For each line below that includes the string "from", show the whole line.
++++ Source material
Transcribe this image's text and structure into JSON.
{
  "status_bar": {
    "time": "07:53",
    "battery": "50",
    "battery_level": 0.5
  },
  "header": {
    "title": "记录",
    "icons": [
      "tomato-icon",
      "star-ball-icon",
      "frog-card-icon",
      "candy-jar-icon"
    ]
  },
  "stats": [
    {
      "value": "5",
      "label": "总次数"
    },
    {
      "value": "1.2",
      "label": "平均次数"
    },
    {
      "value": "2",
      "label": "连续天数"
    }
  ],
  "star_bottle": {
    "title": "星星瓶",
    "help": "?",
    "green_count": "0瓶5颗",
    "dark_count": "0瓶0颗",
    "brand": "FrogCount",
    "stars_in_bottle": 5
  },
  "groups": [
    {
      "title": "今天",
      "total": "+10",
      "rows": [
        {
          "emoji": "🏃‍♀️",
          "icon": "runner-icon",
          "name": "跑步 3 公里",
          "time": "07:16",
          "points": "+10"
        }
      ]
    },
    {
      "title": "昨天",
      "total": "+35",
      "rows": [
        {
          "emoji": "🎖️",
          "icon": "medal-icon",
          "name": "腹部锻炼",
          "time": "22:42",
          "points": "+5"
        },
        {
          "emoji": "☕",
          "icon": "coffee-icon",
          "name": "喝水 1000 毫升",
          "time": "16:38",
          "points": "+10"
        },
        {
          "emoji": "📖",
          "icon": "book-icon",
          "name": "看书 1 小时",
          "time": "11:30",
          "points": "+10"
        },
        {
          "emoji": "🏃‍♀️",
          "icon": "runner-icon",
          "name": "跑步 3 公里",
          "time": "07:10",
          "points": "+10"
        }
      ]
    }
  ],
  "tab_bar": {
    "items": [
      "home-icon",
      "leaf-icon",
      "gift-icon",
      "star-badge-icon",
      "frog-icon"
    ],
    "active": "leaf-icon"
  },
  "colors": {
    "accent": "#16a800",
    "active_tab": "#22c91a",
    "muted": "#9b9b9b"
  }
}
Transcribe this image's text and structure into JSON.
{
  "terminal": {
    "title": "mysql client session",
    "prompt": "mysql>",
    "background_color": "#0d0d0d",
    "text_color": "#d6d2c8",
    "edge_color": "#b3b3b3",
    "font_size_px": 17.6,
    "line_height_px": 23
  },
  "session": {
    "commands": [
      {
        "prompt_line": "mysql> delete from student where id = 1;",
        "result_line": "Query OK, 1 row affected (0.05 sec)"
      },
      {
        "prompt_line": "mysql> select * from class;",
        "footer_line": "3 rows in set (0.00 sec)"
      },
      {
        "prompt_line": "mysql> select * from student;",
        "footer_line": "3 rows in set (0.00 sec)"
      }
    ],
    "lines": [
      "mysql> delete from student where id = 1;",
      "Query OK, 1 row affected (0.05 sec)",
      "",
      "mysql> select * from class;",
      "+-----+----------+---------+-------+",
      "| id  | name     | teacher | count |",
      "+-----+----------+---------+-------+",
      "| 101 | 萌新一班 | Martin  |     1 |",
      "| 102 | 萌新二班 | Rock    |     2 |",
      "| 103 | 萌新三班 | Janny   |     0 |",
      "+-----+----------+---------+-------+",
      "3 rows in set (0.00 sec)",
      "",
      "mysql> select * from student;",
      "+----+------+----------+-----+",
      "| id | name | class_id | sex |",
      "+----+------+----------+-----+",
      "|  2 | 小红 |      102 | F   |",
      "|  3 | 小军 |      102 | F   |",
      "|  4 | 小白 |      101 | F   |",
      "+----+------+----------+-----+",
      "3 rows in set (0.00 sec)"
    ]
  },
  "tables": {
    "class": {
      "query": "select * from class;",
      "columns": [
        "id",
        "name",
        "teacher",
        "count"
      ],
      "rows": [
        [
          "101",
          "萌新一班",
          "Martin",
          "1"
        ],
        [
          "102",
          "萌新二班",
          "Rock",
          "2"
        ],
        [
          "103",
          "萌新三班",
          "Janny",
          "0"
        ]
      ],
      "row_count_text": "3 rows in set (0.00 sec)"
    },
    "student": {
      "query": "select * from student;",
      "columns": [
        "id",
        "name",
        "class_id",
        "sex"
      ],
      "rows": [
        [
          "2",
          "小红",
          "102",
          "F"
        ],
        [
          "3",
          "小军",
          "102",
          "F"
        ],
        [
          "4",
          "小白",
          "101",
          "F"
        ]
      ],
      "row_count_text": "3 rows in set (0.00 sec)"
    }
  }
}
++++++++
Answer below
        "prompt_line": "mysql> delete from student where id = 1;",
        "prompt_line": "mysql> select * from class;",
        "prompt_line": "mysql> select * from student;",
      "mysql> delete from student where id = 1;",
      "mysql> select * from class;",
      "mysql> select * from student;",
      "query": "select * from class;",
      "query": "select * from student;",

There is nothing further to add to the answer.